Darkborn by Alison Sinclair
- This is NOT an urban fantasy. (I know you thought it was all I handled, but not true! <g>) This is actually a gorgeously written sophisticated fantasy, set in a Regency-flavored society where centuries ago a powerful spell divided the people of the city of Minhorne into the Darkborn, who are killed by the touch of sunlight, and the Lightborn, who cannot abide darkness. Balthasar Hearne is a Darkborn physician, and his wife Telmaine is a noblewoman hiding a secret: she’s a powerful mage, which is completely unacceptable in Darkborn society. Balthasar’s delivery of a noblewoman’s twins-’who can see, something unheard of among the Darkborn-’draws him deeper into a web of political intrigue and magical attacks; while Telmaine’s chance encounter with Ishmael di Studier, a minor Baron ostracized for using magic, leads her to confront a power she neither wants nor can control. It’s involving, emotionally wrenching, and a ripping good read.

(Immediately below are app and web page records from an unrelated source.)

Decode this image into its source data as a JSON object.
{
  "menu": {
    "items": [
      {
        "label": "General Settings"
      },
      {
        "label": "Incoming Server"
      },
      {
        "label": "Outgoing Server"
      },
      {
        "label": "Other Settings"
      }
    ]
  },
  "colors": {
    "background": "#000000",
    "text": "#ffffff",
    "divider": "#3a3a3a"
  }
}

Anne Sowards is a senior editor at Penguin Group (USA) Inc. She has worked on Ace science fiction & fantasy since 1996, and on Roc science fiction & fantasy since December 2003. She edits a number of great authors, including Jim Butcher, Patricia Briggs, Anne Bishop, Jack Campbell, and Karen Chance. When she’s not reading, she listens to Chinese rap and spends way too much time playing video games.